In Marilynne Robinson’s novel Home, the Boughton family home has a “flat face . . . and peaked brows over the windows.” The house is not just another address in Gilead, Iowa. Like a character in the novel, it is nearly human. When brownies bake in the oven, when the fragrance of chicken and dumplings fills the house, the house comforts and consoles. “This house has a soul that loves us all, no matter what.”
Many of us understand how the idea of home has the capacity to make us feel loved or lonely, welcomed or exiled. How does home exercise such power over our lives? We find the answer in our first home—the Garden. Though God’s image bearers had been commanded to “be fruitful and increase in number; fill the earth and subdue it” (Gen. 1:28), humanity was never meant for a nomadic existence. God did not set the first man and the first woman on a wide, open road and demand, Enjoy! Explore! Find the end of the rainbow! Rather, in Genesis 2, He “implaces” them—to use a word from theologian Craig Bartholomew. He puts them in a garden, which He Himself has carefully cultivated.

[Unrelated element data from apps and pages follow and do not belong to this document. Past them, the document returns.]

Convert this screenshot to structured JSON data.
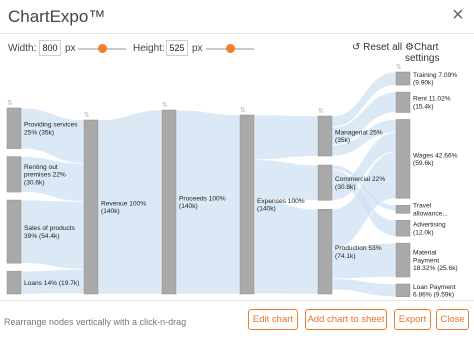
{
  "window": {
    "title": "ChartExpo™"
  },
  "controls": {
    "width_label": "Width:",
    "width_value": "800",
    "height_label": "Height:",
    "height_value": "525",
    "unit": "px",
    "width_slider_level": 0.5,
    "height_slider_level": 0.5,
    "reset_label": "Reset all",
    "settings_label": "Chart settings"
  },
  "accent_color": "#f07c2a",
  "chart_data": {
    "type": "sankey",
    "nodes": [
      {
        "id": "providing",
        "label": [
          "Providing services",
          "25% (35k)"
        ]
      },
      {
        "id": "renting",
        "label": [
          "Renting out",
          "premises 22%",
          "(30.6k)"
        ]
      },
      {
        "id": "sales",
        "label": [
          "Sales of products",
          "39% (54.4k)"
        ]
      },
      {
        "id": "loans",
        "label": [
          "Loans 14% (19.7k)"
        ]
      },
      {
        "id": "revenue",
        "label": [
          "Revenue 100%",
          "(140k)"
        ]
      },
      {
        "id": "proceeds",
        "label": [
          "Proceeds 100%",
          "(140k)"
        ]
      },
      {
        "id": "expenses",
        "label": [
          "Expenses 100%",
          "(140k)"
        ]
      },
      {
        "id": "managerial",
        "label": [
          "Managerial 25%",
          "(35k)"
        ]
      },
      {
        "id": "commercial",
        "label": [
          "Commercial 22%",
          "(30.8k)"
        ]
      },
      {
        "id": "production",
        "label": [
          "Production 53%",
          "(74.1k)"
        ]
      },
      {
        "id": "training",
        "label": [
          "Training 7.09%",
          "(9.90k)"
        ]
      },
      {
        "id": "rent",
        "label": [
          "Rent 11.02%",
          "(15.4k)"
        ]
      },
      {
        "id": "wages",
        "label": [
          "Wages 42.66%",
          "(59.6k)"
        ]
      },
      {
        "id": "travel",
        "label": [
          "Travel",
          "allowance..."
        ]
      },
      {
        "id": "advertising",
        "label": [
          "Advertising",
          "(12.0k)"
        ]
      },
      {
        "id": "material",
        "label": [
          "Material",
          "Payment",
          "18.32% (25.6k)"
        ]
      },
      {
        "id": "loanpay",
        "label": [
          "Loan Payment",
          "6.86% (9.59k)"
        ]
      }
    ],
    "links": [
      {
        "source": "providing",
        "target": "revenue",
        "value": 35
      },
      {
        "source": "renting",
        "target": "revenue",
        "value": 30.6
      },
      {
        "source": "sales",
        "target": "revenue",
        "value": 54.4
      },
      {
        "source": "loans",
        "target": "revenue",
        "value": 19.7
      },
      {
        "source": "revenue",
        "target": "proceeds",
        "value": 140
      },
      {
        "source": "proceeds",
        "target": "expenses",
        "value": 140
      },
      {
        "source": "expenses",
        "target": "managerial",
        "value": 35
      },
      {
        "source": "expenses",
        "target": "commercial",
        "value": 30.8
      },
      {
        "source": "expenses",
        "target": "production",
        "value": 74.1
      },
      {
        "source": "managerial",
        "target": "training",
        "value": 9.9
      },
      {
        "source": "managerial",
        "target": "rent",
        "value": 15.4
      },
      {
        "source": "managerial",
        "target": "wages",
        "value": 9.7
      },
      {
        "source": "commercial",
        "target": "travel",
        "value": 4
      },
      {
        "source": "commercial",
        "target": "advertising",
        "value": 12
      },
      {
        "source": "commercial",
        "target": "wages",
        "value": 14.8
      },
      {
        "source": "production",
        "target": "wages",
        "value": 35.1
      },
      {
        "source": "production",
        "target": "material",
        "value": 25.6
      },
      {
        "source": "production",
        "target": "loanpay",
        "value": 9.59
      }
    ]
  },
  "footer": {
    "hint": "Rearrange nodes vertically with a click-n-drag",
    "buttons": {
      "edit": "Edit chart",
      "add": "Add chart to sheet",
      "export": "Export",
      "close": "Close"
    }
  }
}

He gives them an address: Eden, which means “delight.”
As a gift of love, God gave Adam and Eve one cultivable plot of land to tend and to till. Twice, the text mentions that God “put” Adam and Eve in the garden. The first time the word is used (in verse 8), the word means “placed.” God “put” humanity in the garden, much like we “put” our shoes in the closet. But the second time the word, “put” is used (in verse 15), it is a different Hebrew word, implying “rest” or “safety” or “dedicated to God.”
Home doesn’t just describe where we’ve landed; it is shelter given by God.